What Are Sweat Glands?
Sweat is an essential part of normal bodily function. This liquid made up of water, sodium and a mix of minerals acts as the body's radiator fluid. When your internal temperature rises, glands in your skin release sweat onto its surface, where it evaporates, cooling the skin and lowering your body temperature [source: Porter].
Human sweat glands come in two forms: eccrine sweat glands, which cover most of our skin, and apocrine sweat glands, which are concentrated in the scalp, armpits and groin. The two glands produce different types of sweat. Eccrine glands produce the sweat that cools your body when its core temperature rises, while apocrine glands release a thicker, fattier substance in response to stress, such as a tense argument or an intense sporting event. Scientists suspect apocrine sweat contains pheromones, hormonally driven indicators of mood or fertility. But most people recognize apocrine sweat as the source of body odor; naturally occurring bacteria on the skin consume the substance, and their waste is what causes the unpleasant smell after an intense workout [sources: Baker, Mayo].
Both types of sweat gland share some structural features. The base of a sweat gland is a coiled structure nestled in the border between the skin's thick middle layer, or dermis, and the subcutaneous layer of fat at the base of the skin. A series of ducts leading up from the coiled structure channel the gland's secretions to the skin's surface.
The difference between eccrine and apocrine glands, beyond the type of sweat they produce, comes in their location. While eccrine glands open directly onto the skin's epidermis, or outer surface, apocrine glands release their sweat at the root of hair follicles. Consequently, infections of the apocrine glands are often referred to as folliculitis [source: Baker].

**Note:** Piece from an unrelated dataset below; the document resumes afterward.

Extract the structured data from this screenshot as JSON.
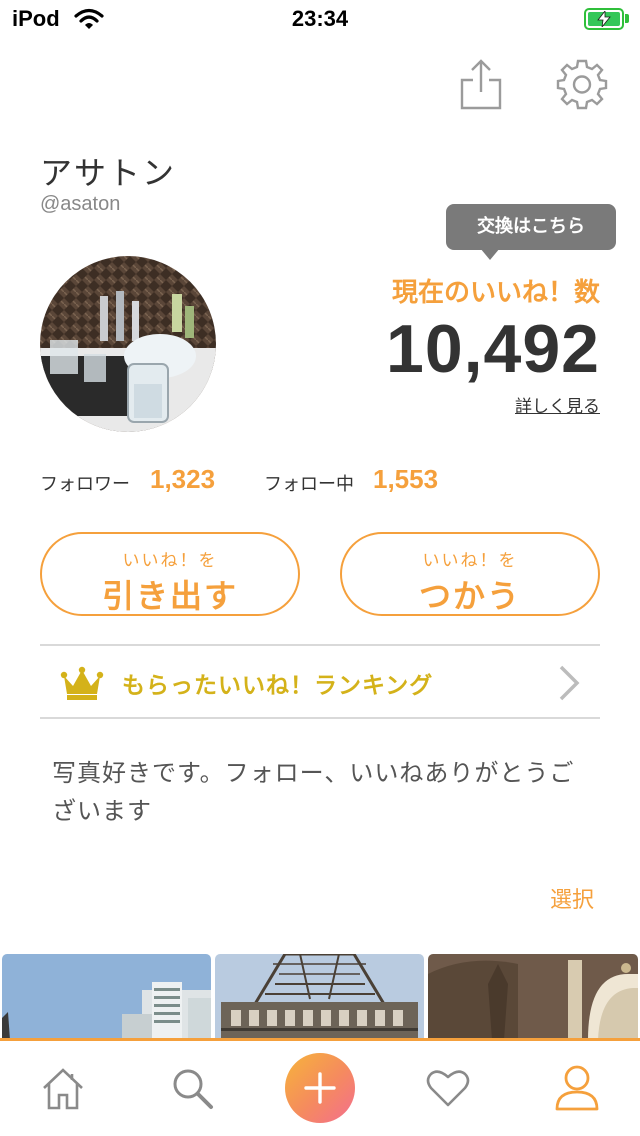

The structure and function of sweat glands plays a key role in many types of sweat gland infections. Read on to learn how sweat glands can become victims of their own design.